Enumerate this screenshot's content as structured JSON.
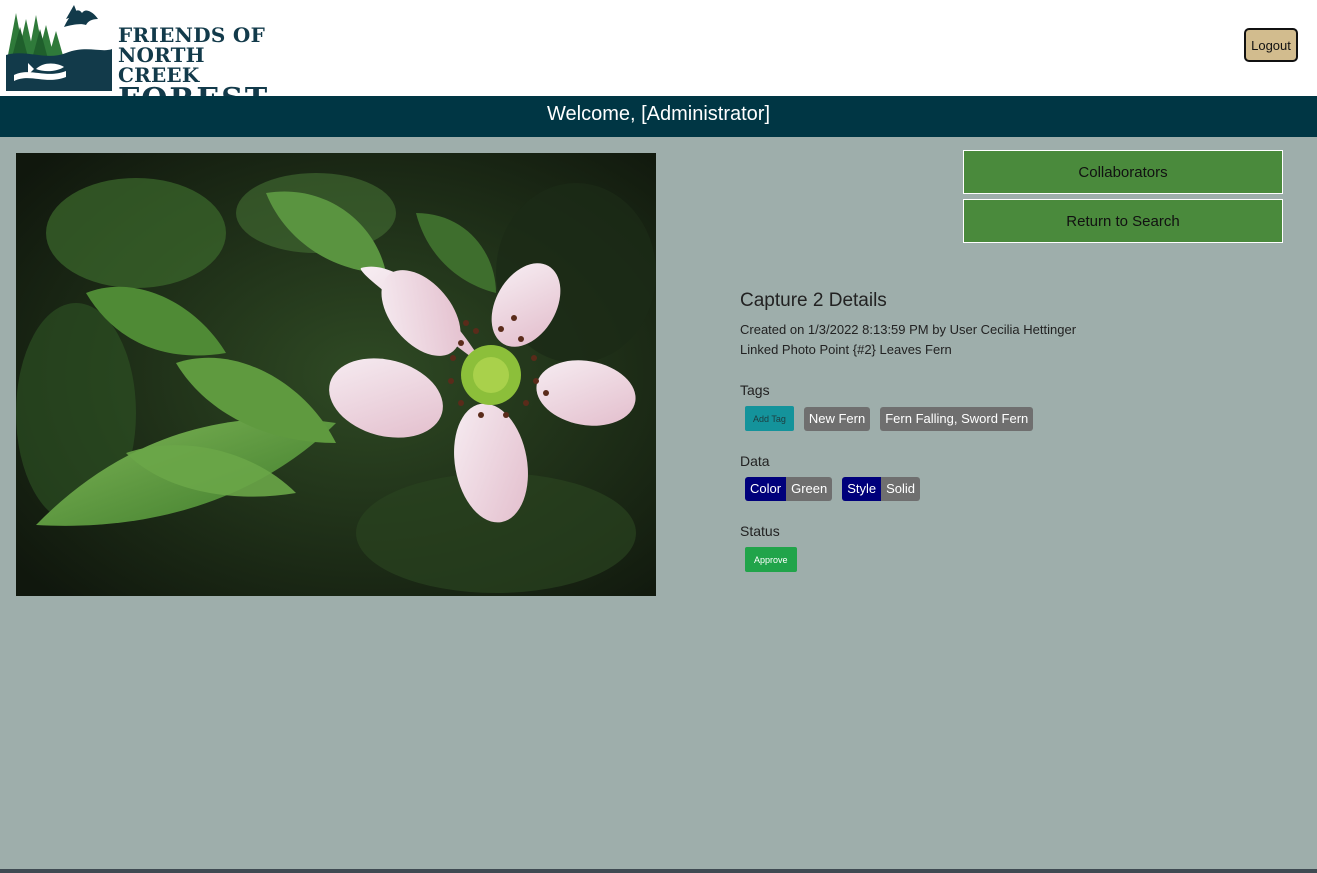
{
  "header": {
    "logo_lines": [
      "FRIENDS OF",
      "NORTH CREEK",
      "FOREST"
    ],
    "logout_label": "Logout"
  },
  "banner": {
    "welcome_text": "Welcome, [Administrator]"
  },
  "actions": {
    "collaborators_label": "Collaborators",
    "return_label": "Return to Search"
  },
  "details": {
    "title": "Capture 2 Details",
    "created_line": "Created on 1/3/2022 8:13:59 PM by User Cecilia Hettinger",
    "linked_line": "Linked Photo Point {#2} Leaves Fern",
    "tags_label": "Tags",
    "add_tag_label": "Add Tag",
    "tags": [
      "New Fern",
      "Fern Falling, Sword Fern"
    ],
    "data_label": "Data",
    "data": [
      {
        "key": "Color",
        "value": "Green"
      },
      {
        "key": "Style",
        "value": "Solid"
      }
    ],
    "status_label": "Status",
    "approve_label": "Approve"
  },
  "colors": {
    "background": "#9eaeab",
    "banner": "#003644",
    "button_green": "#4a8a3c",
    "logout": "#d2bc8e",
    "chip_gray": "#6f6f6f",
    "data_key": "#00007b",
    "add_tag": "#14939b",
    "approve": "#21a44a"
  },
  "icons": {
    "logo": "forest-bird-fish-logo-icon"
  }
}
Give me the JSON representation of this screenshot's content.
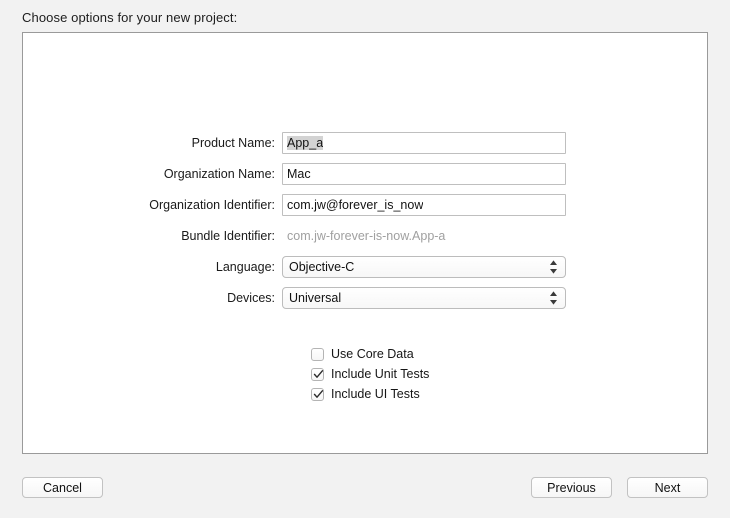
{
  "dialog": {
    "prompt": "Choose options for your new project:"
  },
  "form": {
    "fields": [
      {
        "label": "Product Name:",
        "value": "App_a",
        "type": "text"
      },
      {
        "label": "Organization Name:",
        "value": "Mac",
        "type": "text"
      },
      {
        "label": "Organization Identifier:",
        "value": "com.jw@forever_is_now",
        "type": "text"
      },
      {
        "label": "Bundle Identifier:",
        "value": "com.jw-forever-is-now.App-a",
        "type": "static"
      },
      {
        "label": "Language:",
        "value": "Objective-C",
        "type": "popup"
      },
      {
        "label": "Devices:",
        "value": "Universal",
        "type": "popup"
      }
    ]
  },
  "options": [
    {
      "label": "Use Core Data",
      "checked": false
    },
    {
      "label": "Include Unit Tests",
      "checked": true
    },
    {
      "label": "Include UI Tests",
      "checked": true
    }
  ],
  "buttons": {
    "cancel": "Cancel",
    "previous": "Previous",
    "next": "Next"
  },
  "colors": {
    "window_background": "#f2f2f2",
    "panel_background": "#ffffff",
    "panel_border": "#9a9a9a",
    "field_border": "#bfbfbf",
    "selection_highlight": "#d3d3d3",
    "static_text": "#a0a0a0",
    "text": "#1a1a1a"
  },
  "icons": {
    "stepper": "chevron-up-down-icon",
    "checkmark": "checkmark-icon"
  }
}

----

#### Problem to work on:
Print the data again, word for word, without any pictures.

#### Solution to this task:
Enumerate this screenshot's content as structured JSON.
{
  "header": {
    "logo_lines": [
      "FRIENDS OF",
      "NORTH CREEK",
      "FOREST"
    ],
    "logout_label": "Logout"
  },
  "banner": {
    "welcome_text": "Welcome, [Administrator]"
  },
  "actions": {
    "collaborators_label": "Collaborators",
    "return_label": "Return to Search"
  },
  "details": {
    "title": "Capture 2 Details",
    "created_line": "Created on 1/3/2022 8:13:59 PM by User Cecilia Hettinger",
    "linked_line": "Linked Photo Point {#2} Leaves Fern",
    "tags_label": "Tags",
    "add_tag_label": "Add Tag",
    "tags": [
      "New Fern",
      "Fern Falling, Sword Fern"
    ],
    "data_label": "Data",
    "data": [
      {
        "key": "Color",
        "value": "Green"
      },
      {
        "key": "Style",
        "value": "Solid"
      }
    ],
    "status_label": "Status",
    "approve_label": "Approve"
  },
  "colors": {
    "background": "#9eaeab",
    "banner": "#003644",
    "button_green": "#4a8a3c",
    "logout": "#d2bc8e",
    "chip_gray": "#6f6f6f",
    "data_key": "#00007b",
    "add_tag": "#14939b",
    "approve": "#21a44a"
  },
  "icons": {
    "logo": "forest-bird-fish-logo-icon"
  }
}
Give me the JSON representation of this screenshot's content.
{
  "dialog": {
    "prompt": "Choose options for your new project:"
  },
  "form": {
    "fields": [
      {
        "label": "Product Name:",
        "value": "App_a",
        "type": "text"
      },
      {
        "label": "Organization Name:",
        "value": "Mac",
        "type": "text"
      },
      {
        "label": "Organization Identifier:",
        "value": "com.jw@forever_is_now",
        "type": "text"
      },
      {
        "label": "Bundle Identifier:",
        "value": "com.jw-forever-is-now.App-a",
        "type": "static"
      },
      {
        "label": "Language:",
        "value": "Objective-C",
        "type": "popup"
      },
      {
        "label": "Devices:",
        "value": "Universal",
        "type": "popup"
      }
    ]
  },
  "options": [
    {
      "label": "Use Core Data",
      "checked": false
    },
    {
      "label": "Include Unit Tests",
      "checked": true
    },
    {
      "label": "Include UI Tests",
      "checked": true
    }
  ],
  "buttons": {
    "cancel": "Cancel",
    "previous": "Previous",
    "next": "Next"
  },
  "colors": {
    "window_background": "#f2f2f2",
    "panel_background": "#ffffff",
    "panel_border": "#9a9a9a",
    "field_border": "#bfbfbf",
    "selection_highlight": "#d3d3d3",
    "static_text": "#a0a0a0",
    "text": "#1a1a1a"
  },
  "icons": {
    "stepper": "chevron-up-down-icon",
    "checkmark": "checkmark-icon"
  }
}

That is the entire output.